*ASSIGNED TASK*.
In the records below, some lines contain the word "true". Copy each of them.

*DATASET RECORDS*.
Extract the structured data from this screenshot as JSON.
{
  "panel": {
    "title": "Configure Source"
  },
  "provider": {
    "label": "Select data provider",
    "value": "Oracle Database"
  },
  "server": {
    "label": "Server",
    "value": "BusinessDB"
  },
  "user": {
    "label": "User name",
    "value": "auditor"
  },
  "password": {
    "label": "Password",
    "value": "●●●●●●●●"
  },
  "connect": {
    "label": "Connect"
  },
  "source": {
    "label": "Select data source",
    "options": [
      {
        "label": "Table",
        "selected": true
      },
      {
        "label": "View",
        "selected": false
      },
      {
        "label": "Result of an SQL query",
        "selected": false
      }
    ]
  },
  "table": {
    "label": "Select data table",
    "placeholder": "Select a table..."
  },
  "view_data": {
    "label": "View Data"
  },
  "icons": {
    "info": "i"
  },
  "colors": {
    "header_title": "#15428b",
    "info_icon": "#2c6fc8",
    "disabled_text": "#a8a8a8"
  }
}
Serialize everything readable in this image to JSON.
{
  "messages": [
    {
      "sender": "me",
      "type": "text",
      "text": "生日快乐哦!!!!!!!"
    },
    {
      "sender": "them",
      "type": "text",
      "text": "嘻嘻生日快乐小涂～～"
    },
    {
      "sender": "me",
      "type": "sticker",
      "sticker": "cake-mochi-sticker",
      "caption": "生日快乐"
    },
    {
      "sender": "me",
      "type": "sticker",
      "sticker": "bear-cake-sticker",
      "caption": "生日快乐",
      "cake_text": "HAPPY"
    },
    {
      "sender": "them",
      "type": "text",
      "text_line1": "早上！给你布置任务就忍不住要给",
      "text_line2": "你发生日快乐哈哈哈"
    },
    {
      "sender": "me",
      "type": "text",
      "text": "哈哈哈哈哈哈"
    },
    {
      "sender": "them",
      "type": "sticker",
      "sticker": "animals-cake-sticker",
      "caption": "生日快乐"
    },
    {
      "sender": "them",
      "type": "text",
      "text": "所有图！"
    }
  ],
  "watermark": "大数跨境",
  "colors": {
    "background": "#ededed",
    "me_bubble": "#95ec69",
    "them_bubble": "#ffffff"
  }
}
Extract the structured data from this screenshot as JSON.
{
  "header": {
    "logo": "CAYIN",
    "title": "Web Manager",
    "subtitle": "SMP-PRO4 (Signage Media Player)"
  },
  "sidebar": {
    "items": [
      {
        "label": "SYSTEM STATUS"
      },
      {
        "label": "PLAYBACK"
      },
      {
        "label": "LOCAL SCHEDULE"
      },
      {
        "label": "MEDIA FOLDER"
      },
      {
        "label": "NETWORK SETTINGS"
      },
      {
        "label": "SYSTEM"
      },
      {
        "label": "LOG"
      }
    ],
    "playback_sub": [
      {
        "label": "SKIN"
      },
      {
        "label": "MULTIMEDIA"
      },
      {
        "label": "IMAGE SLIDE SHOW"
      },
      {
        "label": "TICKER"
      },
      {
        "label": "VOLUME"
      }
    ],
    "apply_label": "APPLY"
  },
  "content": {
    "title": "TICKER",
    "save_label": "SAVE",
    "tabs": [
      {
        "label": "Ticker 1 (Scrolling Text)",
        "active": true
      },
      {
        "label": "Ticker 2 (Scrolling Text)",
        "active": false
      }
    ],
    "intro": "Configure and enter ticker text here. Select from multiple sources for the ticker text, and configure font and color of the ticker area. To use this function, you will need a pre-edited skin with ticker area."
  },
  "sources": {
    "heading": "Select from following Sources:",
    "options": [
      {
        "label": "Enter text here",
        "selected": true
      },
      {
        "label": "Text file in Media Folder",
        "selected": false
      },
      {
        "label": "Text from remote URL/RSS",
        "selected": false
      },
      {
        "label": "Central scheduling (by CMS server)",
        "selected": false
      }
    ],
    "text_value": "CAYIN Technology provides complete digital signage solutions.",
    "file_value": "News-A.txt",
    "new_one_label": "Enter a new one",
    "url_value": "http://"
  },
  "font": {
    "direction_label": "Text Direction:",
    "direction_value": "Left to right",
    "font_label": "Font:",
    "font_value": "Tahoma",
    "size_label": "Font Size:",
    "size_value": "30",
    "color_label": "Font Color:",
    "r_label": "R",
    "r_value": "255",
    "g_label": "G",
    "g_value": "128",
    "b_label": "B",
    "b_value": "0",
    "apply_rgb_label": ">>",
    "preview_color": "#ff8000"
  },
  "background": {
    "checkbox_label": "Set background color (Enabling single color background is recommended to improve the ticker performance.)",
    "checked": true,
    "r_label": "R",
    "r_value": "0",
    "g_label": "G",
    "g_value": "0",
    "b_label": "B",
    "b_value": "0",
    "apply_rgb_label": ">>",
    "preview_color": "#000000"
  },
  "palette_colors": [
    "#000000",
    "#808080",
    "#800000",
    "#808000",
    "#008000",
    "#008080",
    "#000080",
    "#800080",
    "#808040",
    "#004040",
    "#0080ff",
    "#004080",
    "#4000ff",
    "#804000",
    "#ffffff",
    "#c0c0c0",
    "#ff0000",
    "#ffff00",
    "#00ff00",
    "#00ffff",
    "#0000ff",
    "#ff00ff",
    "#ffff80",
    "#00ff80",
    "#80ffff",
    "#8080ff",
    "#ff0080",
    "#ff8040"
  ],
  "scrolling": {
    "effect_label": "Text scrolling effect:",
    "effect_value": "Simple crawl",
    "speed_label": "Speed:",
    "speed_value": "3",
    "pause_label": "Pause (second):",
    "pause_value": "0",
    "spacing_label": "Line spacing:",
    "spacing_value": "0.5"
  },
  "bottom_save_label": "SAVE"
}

*YOUR SOLUTION*.
        "selected": true
        "active": true
        "selected": true
    "checked": true,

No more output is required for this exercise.